Bauer Entrepreneurship Students Win First Place at International Competition

Published on March 11, 2016

Team Earns $10,000 Prize for Plan to Commercialize UH Researcher’s Smart Cement Technology

Entrepreneurship students Nick Ravanbakhsh, Kevin Cho, Dylan Senter and Ody De La Paz, placed first, and received a $10,000 prize for Sensytec, a cement technology that monitors various properties of cement structures in real time, during the San Diego State University’s Lean Plan Competition.

Entrepreneurship students Nick Ravanbakhsh, Kevin Cho, Dylan Senter and Ody De La Paz, placed first, and received a $10,000 prize for Sensytec, a cement technology that monitors various properties of cement structures in real time, during the San Diego State University’s Lean Plan Competition.

Four entrepreneurship students from the C. T. Bauer College of Business won first place and $10,000 earlier this month at San Diego State University’s Lean Model Competition, besting teams from universities across the globe.

Undergraduate students Kevin Cho, Ody De La Paz, Nick Ravanbakhsh and Dylan Senter — all part of Bauer College’s Wolff Center for Entrepreneurship — presented their business model for Sensytec, a smart cement technology that monitors various properties of cement structures in real time, including cracks, contamination, corrosion, temperature, mechanical pressures and more.

The student team worked with smart cement inventor Cumaraswamy Vipulanandan, a professor at the University of Houston Cullen College of Engineering, to develop a commercially viable business plan for the technology created in response to the 2010 Deepwater Horizon oil spill.

“One of the main contributing factors to the spill was the cement that did not set properly within the outside of the casing of the oil well,” Cho said. “This cement contributed to a chain of events which eventually led to the disaster. With our technology, oil well operators would have known in advance to fix the issues and prevent the devastation.”

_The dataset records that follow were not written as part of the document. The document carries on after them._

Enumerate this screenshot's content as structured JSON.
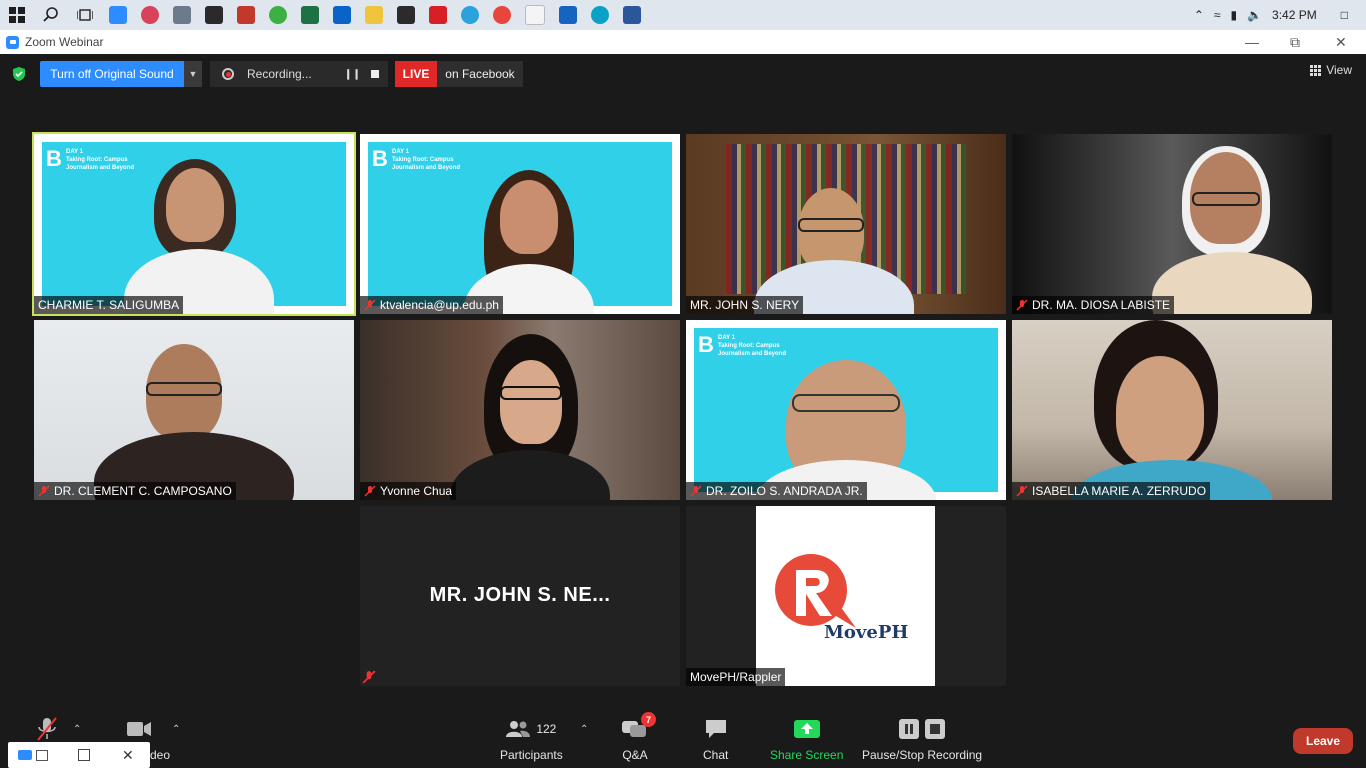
{
  "taskbar": {
    "clock": "3:42 PM"
  },
  "window": {
    "title": "Zoom Webinar"
  },
  "topbar": {
    "original_sound_label": "Turn off Original Sound",
    "recording_label": "Recording...",
    "live_label": "LIVE",
    "live_target": "on Facebook",
    "view_label": "View"
  },
  "tiles": [
    {
      "name": "CHARMIE T. SALIGUMBA",
      "slide_day": "DAY 1",
      "slide_title": "Taking Root: Campus Journalism and Beyond"
    },
    {
      "name": "ktvalencia@up.edu.ph",
      "slide_day": "DAY 1",
      "slide_title": "Taking Root: Campus Journalism and Beyond"
    },
    {
      "name": "MR. JOHN S. NERY"
    },
    {
      "name": "DR. MA. DIOSA LABISTE"
    },
    {
      "name": "DR. CLEMENT C. CAMPOSANO"
    },
    {
      "name": "Yvonne Chua"
    },
    {
      "name": "DR. ZOILO S. ANDRADA JR.",
      "slide_day": "DAY 1",
      "slide_title": "Taking Root: Campus Journalism and Beyond"
    },
    {
      "name": "ISABELLA MARIE A. ZERRUDO"
    },
    {
      "big_name": "MR. JOHN S. NE..."
    },
    {
      "name": "MovePH/Rappler",
      "logo_text": "MovePH"
    }
  ],
  "bottom": {
    "video_label": "deo",
    "participants_count": "122",
    "participants_label": "Participants",
    "qa_label": "Q&A",
    "qa_badge": "7",
    "chat_label": "Chat",
    "share_label": "Share Screen",
    "pause_stop_label": "Pause/Stop Recording",
    "leave_label": "Leave"
  },
  "colors": {
    "accent": "#2d8cff",
    "live": "#e02828",
    "share": "#23d959",
    "active_speaker": "#c9e25a",
    "leave": "#c0392b"
  }
}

The Bauer students presented their plan for Sensytec to advance through several rounds of competition before being named one of six finalists at the Lean Model Competition. In the final round of competition, they gave a 10-minute presentation of their business model followed by 10 minutes of Q-and-A with judges. The students prepared for the event by practicing their presentation with WCE faculty and mentors in the days leading up to the competition.

“We worked about seven to 10 hours a day for about five to seven days,” Senter said. “It’s all kind of a blur now. Our team is full of night-owls, so we literally worked from 10 p.m. to 3 or 4 a.m. every night. It was intense, but worth it.”

Throughout the competition, the Sensytec team also received feedback from judges, which allowed them to further modify their presentation.

“It was clear that that the ability to adapt our pitch on the fly would be the difference between winning and losing,” Cho added. “In the end, it all came down to knowing our business well enough so that we could adjust the way we presented our plan in different situations.”

The students will compete in six additional business plan and model competitions over the next two months.

“Without the resources that Bauer and the Wolff Center provide, we could not have accomplished this victory,” De La Paz said. “The resources and education we receive within the Wolff Center for Entrepreneurship are the best in the country.”

By Priscilla Aceves

13 years. 30+ awards.

Each year, Bauer entrepreneurship students are selected to represent the college and Wolff Center for Entrepreneurship in business plan competitions held around the world. Through a partnership with the university’s Division of Research, the teams develop commercialization plans for technologies developed at the university. Over the last 13 years, WCE students have won more than 30 awards in national business plan competitions, with more first, second or third place awards than any other undergraduate program in the United States and Canada.